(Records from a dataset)
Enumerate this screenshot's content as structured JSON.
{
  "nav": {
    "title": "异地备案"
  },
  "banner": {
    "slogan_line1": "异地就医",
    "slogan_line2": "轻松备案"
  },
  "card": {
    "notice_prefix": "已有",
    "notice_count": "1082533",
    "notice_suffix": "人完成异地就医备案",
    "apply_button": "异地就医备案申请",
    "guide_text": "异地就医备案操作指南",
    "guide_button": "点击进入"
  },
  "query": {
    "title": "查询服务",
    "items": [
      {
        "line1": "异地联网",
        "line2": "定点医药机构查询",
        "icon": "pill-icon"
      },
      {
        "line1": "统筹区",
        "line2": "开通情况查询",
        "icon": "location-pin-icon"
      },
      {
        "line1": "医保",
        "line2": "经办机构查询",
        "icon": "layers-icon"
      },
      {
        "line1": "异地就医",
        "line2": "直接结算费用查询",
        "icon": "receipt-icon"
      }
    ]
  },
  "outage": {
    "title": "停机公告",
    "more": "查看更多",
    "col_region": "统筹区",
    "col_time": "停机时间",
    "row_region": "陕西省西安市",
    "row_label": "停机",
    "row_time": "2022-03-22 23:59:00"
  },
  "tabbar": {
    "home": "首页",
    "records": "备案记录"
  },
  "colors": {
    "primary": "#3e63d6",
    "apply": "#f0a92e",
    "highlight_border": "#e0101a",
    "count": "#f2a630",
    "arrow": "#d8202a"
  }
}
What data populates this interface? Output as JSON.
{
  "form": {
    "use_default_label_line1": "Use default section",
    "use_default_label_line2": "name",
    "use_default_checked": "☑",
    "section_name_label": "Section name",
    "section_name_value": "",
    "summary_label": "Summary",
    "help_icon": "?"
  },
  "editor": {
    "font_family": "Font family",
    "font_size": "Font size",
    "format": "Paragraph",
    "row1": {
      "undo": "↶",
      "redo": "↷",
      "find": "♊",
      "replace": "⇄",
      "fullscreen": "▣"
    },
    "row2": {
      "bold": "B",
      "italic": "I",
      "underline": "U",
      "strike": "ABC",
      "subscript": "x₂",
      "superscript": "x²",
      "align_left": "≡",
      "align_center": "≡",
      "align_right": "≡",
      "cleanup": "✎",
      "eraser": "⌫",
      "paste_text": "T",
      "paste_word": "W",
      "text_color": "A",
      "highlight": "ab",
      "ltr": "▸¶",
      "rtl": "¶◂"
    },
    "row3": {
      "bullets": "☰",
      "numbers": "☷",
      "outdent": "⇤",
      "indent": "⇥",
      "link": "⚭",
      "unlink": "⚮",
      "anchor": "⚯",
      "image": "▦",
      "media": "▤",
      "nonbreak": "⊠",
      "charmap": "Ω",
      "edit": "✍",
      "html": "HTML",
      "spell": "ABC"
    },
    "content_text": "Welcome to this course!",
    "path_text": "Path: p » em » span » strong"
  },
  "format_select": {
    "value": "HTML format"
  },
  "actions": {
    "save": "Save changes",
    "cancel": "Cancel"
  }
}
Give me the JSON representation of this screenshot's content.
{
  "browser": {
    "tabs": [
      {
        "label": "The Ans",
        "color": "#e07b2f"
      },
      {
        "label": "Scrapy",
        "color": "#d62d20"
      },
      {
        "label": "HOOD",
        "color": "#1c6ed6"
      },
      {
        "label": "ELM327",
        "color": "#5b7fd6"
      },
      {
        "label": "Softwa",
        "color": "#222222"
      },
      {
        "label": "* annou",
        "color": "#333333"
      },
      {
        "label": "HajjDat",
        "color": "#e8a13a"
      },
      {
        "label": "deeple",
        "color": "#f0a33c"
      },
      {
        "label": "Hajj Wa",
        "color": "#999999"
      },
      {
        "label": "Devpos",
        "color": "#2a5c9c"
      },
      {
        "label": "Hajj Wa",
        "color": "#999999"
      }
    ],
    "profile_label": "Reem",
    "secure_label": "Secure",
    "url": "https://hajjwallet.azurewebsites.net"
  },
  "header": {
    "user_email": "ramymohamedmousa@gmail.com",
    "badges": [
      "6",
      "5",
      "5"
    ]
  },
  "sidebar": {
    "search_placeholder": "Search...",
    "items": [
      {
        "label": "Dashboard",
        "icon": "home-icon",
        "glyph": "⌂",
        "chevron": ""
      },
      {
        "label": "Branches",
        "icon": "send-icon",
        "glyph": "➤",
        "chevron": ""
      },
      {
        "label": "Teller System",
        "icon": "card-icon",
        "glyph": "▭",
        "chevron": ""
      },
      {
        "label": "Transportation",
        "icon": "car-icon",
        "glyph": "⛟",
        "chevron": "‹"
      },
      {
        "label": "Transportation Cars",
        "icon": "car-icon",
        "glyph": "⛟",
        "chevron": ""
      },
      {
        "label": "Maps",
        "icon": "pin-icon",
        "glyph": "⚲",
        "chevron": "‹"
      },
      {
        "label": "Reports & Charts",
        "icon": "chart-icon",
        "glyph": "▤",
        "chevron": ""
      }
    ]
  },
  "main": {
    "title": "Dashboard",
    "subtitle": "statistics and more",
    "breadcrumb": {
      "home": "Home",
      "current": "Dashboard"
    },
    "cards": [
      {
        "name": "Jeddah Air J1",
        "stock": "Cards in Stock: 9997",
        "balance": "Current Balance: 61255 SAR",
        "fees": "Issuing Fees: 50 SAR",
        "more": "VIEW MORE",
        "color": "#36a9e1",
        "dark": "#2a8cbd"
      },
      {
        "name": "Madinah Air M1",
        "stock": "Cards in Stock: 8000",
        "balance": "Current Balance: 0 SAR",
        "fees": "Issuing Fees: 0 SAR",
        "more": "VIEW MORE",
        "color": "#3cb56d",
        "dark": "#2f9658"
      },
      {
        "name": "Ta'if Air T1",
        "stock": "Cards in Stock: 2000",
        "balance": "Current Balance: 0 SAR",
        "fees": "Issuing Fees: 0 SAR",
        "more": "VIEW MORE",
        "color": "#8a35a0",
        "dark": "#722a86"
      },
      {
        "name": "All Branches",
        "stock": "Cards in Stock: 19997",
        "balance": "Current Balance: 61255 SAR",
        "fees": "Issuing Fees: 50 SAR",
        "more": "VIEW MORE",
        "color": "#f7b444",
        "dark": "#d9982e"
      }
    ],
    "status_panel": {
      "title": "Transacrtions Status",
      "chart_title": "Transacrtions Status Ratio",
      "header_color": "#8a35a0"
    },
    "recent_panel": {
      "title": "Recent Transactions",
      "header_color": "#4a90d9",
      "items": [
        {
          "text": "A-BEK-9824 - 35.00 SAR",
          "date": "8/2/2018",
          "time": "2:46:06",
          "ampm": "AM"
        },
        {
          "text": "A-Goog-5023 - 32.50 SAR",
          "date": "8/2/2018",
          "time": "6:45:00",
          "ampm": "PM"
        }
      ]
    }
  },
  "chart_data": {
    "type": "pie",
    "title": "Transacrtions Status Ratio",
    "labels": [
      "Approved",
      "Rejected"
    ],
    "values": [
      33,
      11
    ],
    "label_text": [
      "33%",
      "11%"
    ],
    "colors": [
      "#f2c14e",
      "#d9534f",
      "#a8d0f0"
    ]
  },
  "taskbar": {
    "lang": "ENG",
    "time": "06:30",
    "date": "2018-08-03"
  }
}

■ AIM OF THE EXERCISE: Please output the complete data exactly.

■ RESULT OF THIS TASK:
Enumerate this screenshot's content as structured JSON.
{
  "nav": {
    "title": "异地备案"
  },
  "banner": {
    "slogan_line1": "异地就医",
    "slogan_line2": "轻松备案"
  },
  "card": {
    "notice_prefix": "已有",
    "notice_count": "1082533",
    "notice_suffix": "人完成异地就医备案",
    "apply_button": "异地就医备案申请",
    "guide_text": "异地就医备案操作指南",
    "guide_button": "点击进入"
  },
  "query": {
    "title": "查询服务",
    "items": [
      {
        "line1": "异地联网",
        "line2": "定点医药机构查询",
        "icon": "pill-icon"
      },
      {
        "line1": "统筹区",
        "line2": "开通情况查询",
        "icon": "location-pin-icon"
      },
      {
        "line1": "医保",
        "line2": "经办机构查询",
        "icon": "layers-icon"
      },
      {
        "line1": "异地就医",
        "line2": "直接结算费用查询",
        "icon": "receipt-icon"
      }
    ]
  },
  "outage": {
    "title": "停机公告",
    "more": "查看更多",
    "col_region": "统筹区",
    "col_time": "停机时间",
    "row_region": "陕西省西安市",
    "row_label": "停机",
    "row_time": "2022-03-22 23:59:00"
  },
  "tabbar": {
    "home": "首页",
    "records": "备案记录"
  },
  "colors": {
    "primary": "#3e63d6",
    "apply": "#f0a92e",
    "highlight_border": "#e0101a",
    "count": "#f2a630",
    "arrow": "#d8202a"
  }
}
What data populates this interface? Output as JSON.
{
  "form": {
    "use_default_label_line1": "Use default section",
    "use_default_label_line2": "name",
    "use_default_checked": "☑",
    "section_name_label": "Section name",
    "section_name_value": "",
    "summary_label": "Summary",
    "help_icon": "?"
  },
  "editor": {
    "font_family": "Font family",
    "font_size": "Font size",
    "format": "Paragraph",
    "row1": {
      "undo": "↶",
      "redo": "↷",
      "find": "♊",
      "replace": "⇄",
      "fullscreen": "▣"
    },
    "row2": {
      "bold": "B",
      "italic": "I",
      "underline": "U",
      "strike": "ABC",
      "subscript": "x₂",
      "superscript": "x²",
      "align_left": "≡",
      "align_center": "≡",
      "align_right": "≡",
      "cleanup": "✎",
      "eraser": "⌫",
      "paste_text": "T",
      "paste_word": "W",
      "text_color": "A",
      "highlight": "ab",
      "ltr": "▸¶",
      "rtl": "¶◂"
    },
    "row3": {
      "bullets": "☰",
      "numbers": "☷",
      "outdent": "⇤",
      "indent": "⇥",
      "link": "⚭",
      "unlink": "⚮",
      "anchor": "⚯",
      "image": "▦",
      "media": "▤",
      "nonbreak": "⊠",
      "charmap": "Ω",
      "edit": "✍",
      "html": "HTML",
      "spell": "ABC"
    },
    "content_text": "Welcome to this course!",
    "path_text": "Path: p » em » span » strong"
  },
  "format_select": {
    "value": "HTML format"
  },
  "actions": {
    "save": "Save changes",
    "cancel": "Cancel"
  }
}
Give me the JSON representation of this screenshot's content.
{
  "browser": {
    "tabs": [
      {
        "label": "The Ans",
        "color": "#e07b2f"
      },
      {
        "label": "Scrapy",
        "color": "#d62d20"
      },
      {
        "label": "HOOD",
        "color": "#1c6ed6"
      },
      {
        "label": "ELM327",
        "color": "#5b7fd6"
      },
      {
        "label": "Softwa",
        "color": "#222222"
      },
      {
        "label": "* annou",
        "color": "#333333"
      },
      {
        "label": "HajjDat",
        "color": "#e8a13a"
      },
      {
        "label": "deeple",
        "color": "#f0a33c"
      },
      {
        "label": "Hajj Wa",
        "color": "#999999"
      },
      {
        "label": "Devpos",
        "color": "#2a5c9c"
      },
      {
        "label": "Hajj Wa",
        "color": "#999999"
      }
    ],
    "profile_label": "Reem",
    "secure_label": "Secure",
    "url": "https://hajjwallet.azurewebsites.net"
  },
  "header": {
    "user_email": "ramymohamedmousa@gmail.com",
    "badges": [
      "6",
      "5",
      "5"
    ]
  },
  "sidebar": {
    "search_placeholder": "Search...",
    "items": [
      {
        "label": "Dashboard",
        "icon": "home-icon",
        "glyph": "⌂",
        "chevron": ""
      },
      {
        "label": "Branches",
        "icon": "send-icon",
        "glyph": "➤",
        "chevron": ""
      },
      {
        "label": "Teller System",
        "icon": "card-icon",
        "glyph": "▭",
        "chevron": ""
      },
      {
        "label": "Transportation",
        "icon": "car-icon",
        "glyph": "⛟",
        "chevron": "‹"
      },
      {
        "label": "Transportation Cars",
        "icon": "car-icon",
        "glyph": "⛟",
        "chevron": ""
      },
      {
        "label": "Maps",
        "icon": "pin-icon",
        "glyph": "⚲",
        "chevron": "‹"
      },
      {
        "label": "Reports & Charts",
        "icon": "chart-icon",
        "glyph": "▤",
        "chevron": ""
      }
    ]
  },
  "main": {
    "title": "Dashboard",
    "subtitle": "statistics and more",
    "breadcrumb": {
      "home": "Home",
      "current": "Dashboard"
    },
    "cards": [
      {
        "name": "Jeddah Air J1",
        "stock": "Cards in Stock: 9997",
        "balance": "Current Balance: 61255 SAR",
        "fees": "Issuing Fees: 50 SAR",
        "more": "VIEW MORE",
        "color": "#36a9e1",
        "dark": "#2a8cbd"
      },
      {
        "name": "Madinah Air M1",
        "stock": "Cards in Stock: 8000",
        "balance": "Current Balance: 0 SAR",
        "fees": "Issuing Fees: 0 SAR",
        "more": "VIEW MORE",
        "color": "#3cb56d",
        "dark": "#2f9658"
      },
      {
        "name": "Ta'if Air T1",
        "stock": "Cards in Stock: 2000",
        "balance": "Current Balance: 0 SAR",
        "fees": "Issuing Fees: 0 SAR",
        "more": "VIEW MORE",
        "color": "#8a35a0",
        "dark": "#722a86"
      },
      {
        "name": "All Branches",
        "stock": "Cards in Stock: 19997",
        "balance": "Current Balance: 61255 SAR",
        "fees": "Issuing Fees: 50 SAR",
        "more": "VIEW MORE",
        "color": "#f7b444",
        "dark": "#d9982e"
      }
    ],
    "status_panel": {
      "title": "Transacrtions Status",
      "chart_title": "Transacrtions Status Ratio",
      "header_color": "#8a35a0"
    },
    "recent_panel": {
      "title": "Recent Transactions",
      "header_color": "#4a90d9",
      "items": [
        {
          "text": "A-BEK-9824 - 35.00 SAR",
          "date": "8/2/2018",
          "time": "2:46:06",
          "ampm": "AM"
        },
        {
          "text": "A-Goog-5023 - 32.50 SAR",
          "date": "8/2/2018",
          "time": "6:45:00",
          "ampm": "PM"
        }
      ]
    }
  },
  "chart_data": {
    "type": "pie",
    "title": "Transacrtions Status Ratio",
    "labels": [
      "Approved",
      "Rejected"
    ],
    "values": [
      33,
      11
    ],
    "label_text": [
      "33%",
      "11%"
    ],
    "colors": [
      "#f2c14e",
      "#d9534f",
      "#a8d0f0"
    ]
  },
  "taskbar": {
    "lang": "ENG",
    "time": "06:30",
    "date": "2018-08-03"
  }
}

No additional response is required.